** GIVEN ENTRIES follows **

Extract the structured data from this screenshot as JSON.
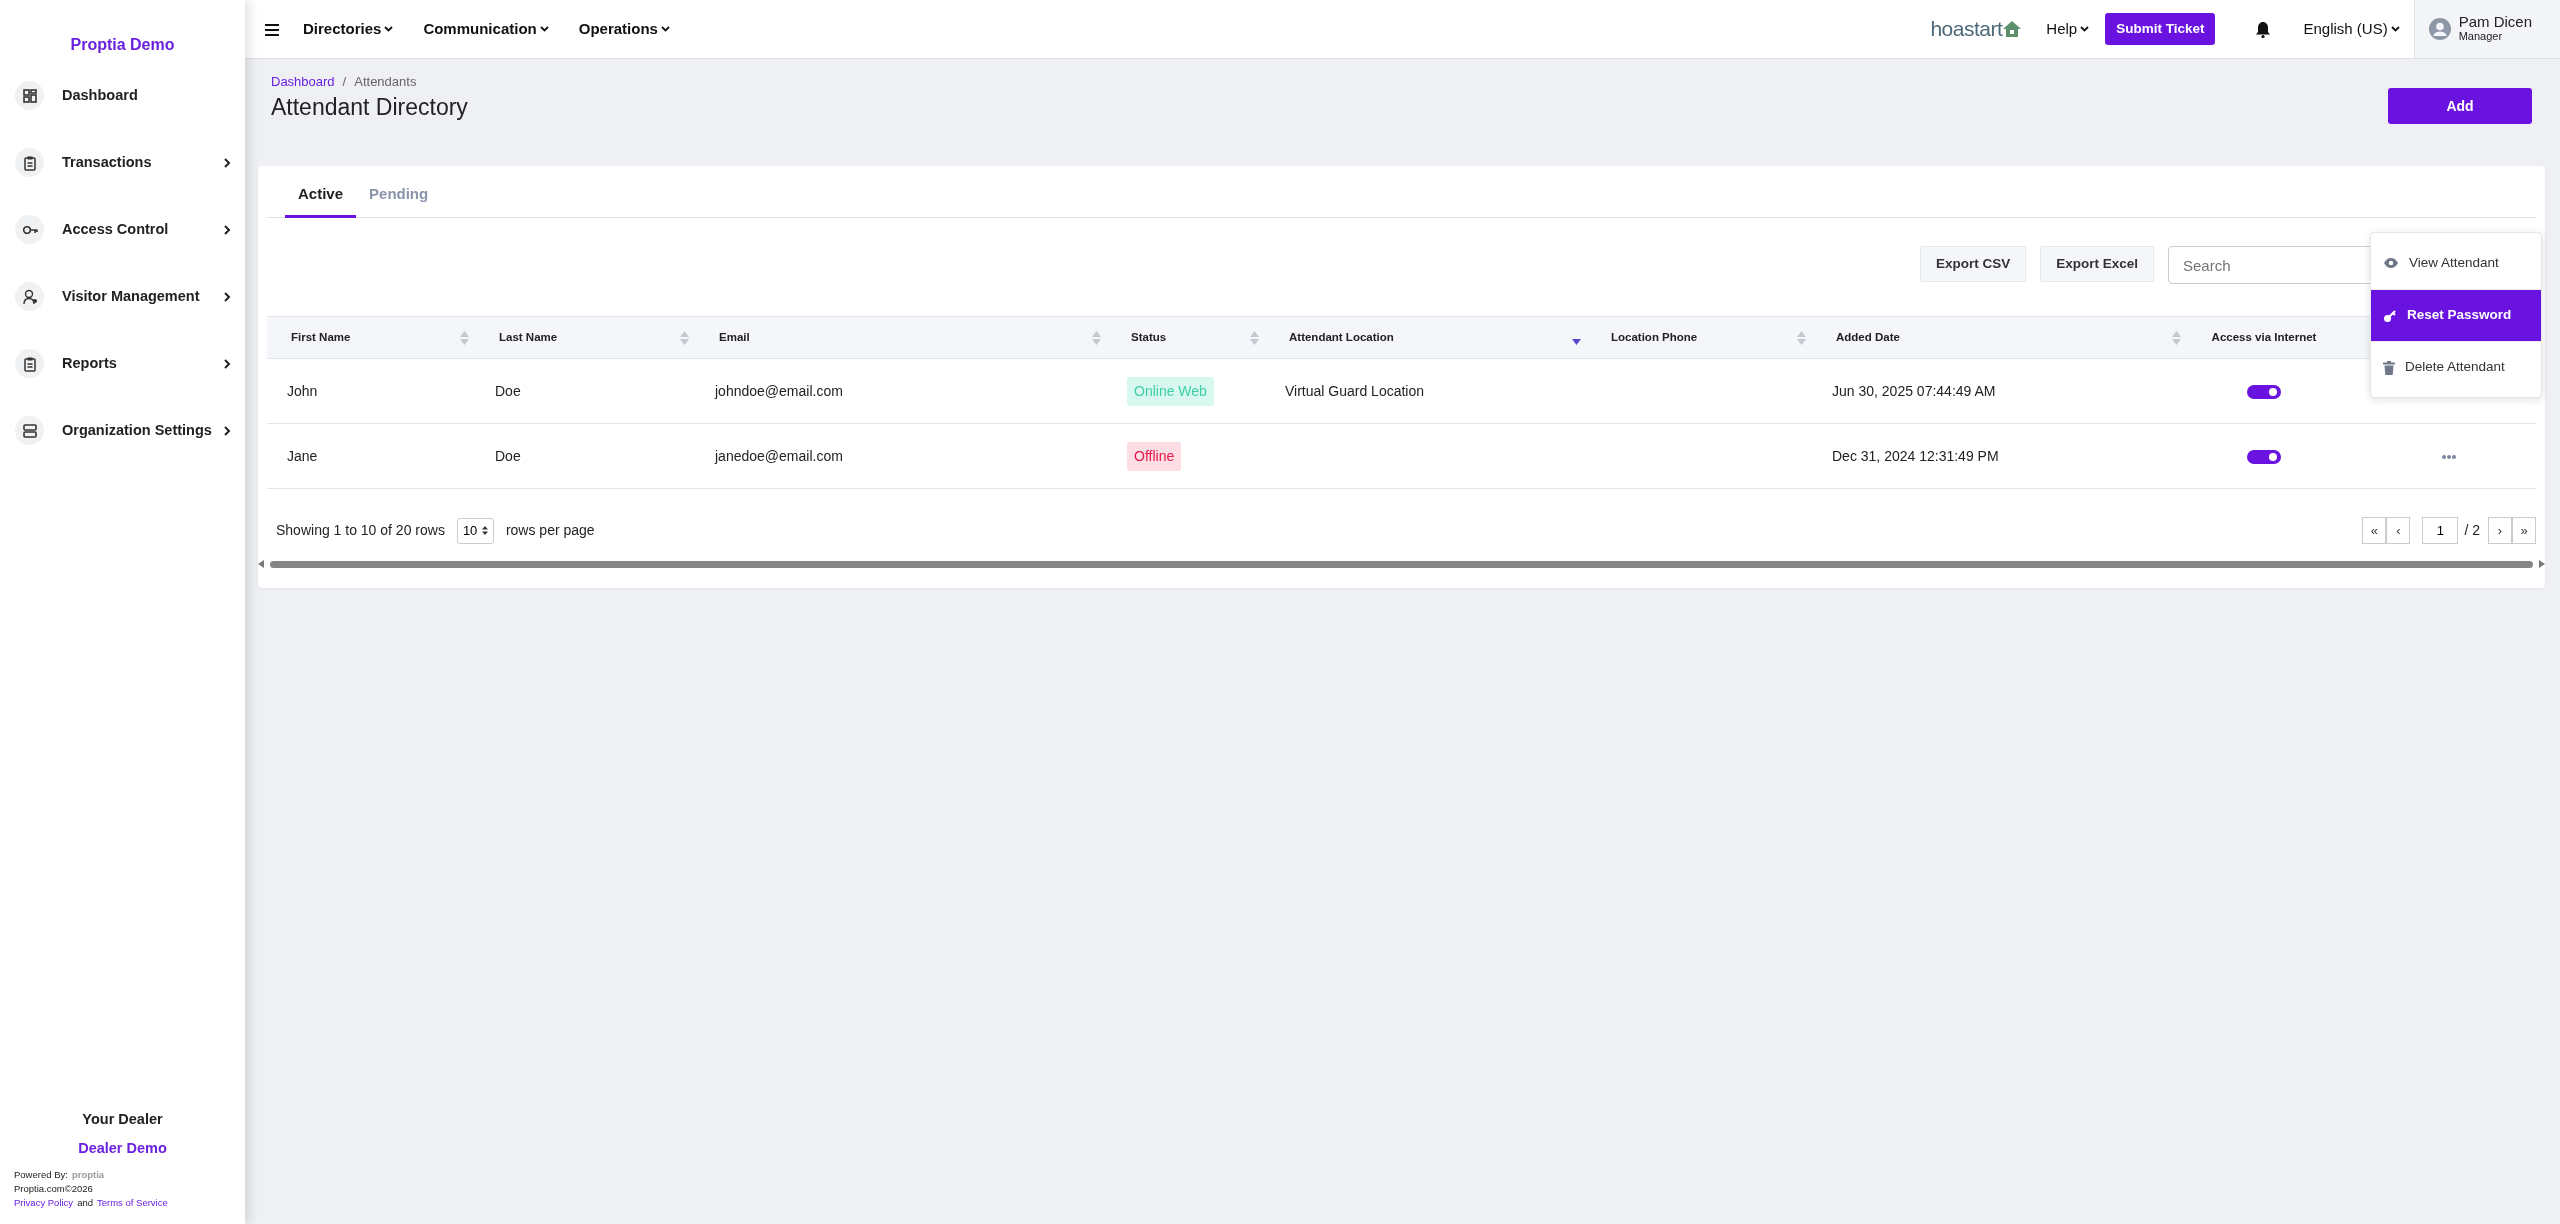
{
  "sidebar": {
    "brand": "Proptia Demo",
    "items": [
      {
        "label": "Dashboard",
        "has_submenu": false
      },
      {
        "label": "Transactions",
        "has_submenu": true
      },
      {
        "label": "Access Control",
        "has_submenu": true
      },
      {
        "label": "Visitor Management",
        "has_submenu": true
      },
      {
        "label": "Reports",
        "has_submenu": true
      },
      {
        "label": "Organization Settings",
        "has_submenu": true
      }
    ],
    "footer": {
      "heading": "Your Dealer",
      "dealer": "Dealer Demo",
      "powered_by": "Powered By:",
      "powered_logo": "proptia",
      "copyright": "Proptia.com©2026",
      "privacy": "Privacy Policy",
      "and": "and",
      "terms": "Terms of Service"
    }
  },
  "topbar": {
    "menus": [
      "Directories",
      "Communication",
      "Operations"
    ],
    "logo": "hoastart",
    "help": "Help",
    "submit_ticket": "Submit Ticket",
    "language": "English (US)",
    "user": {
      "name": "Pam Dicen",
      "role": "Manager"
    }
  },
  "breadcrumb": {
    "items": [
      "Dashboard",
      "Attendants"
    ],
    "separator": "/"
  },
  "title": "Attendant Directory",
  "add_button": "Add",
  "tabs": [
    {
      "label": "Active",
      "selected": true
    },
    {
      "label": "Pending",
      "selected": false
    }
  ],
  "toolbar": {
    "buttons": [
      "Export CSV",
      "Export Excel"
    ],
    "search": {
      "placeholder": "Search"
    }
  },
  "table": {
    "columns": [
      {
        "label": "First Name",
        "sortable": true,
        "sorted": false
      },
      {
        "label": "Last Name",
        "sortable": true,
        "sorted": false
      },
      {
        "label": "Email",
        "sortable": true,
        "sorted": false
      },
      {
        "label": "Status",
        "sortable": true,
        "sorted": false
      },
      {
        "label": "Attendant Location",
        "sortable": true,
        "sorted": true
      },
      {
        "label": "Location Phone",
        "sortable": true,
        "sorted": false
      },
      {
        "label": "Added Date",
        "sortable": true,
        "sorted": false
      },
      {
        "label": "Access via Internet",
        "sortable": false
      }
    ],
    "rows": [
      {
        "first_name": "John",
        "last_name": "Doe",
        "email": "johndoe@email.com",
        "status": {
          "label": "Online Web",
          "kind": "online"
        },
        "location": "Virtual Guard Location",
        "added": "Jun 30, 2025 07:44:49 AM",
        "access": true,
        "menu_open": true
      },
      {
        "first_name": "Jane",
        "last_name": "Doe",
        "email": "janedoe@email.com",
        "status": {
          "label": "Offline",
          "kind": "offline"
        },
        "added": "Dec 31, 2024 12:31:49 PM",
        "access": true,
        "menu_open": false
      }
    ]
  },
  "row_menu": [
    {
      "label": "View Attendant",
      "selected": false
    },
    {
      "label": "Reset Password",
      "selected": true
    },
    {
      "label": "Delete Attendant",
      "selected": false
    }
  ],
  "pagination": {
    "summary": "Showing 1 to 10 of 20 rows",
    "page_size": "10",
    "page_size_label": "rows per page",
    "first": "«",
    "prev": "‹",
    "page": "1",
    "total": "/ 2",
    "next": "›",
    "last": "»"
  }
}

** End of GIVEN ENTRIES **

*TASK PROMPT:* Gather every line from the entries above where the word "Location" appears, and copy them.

*THE COMPLETED TASK:*
        "label": "Attendant Location",
        "label": "Location Phone",
        "location": "Virtual Guard Location",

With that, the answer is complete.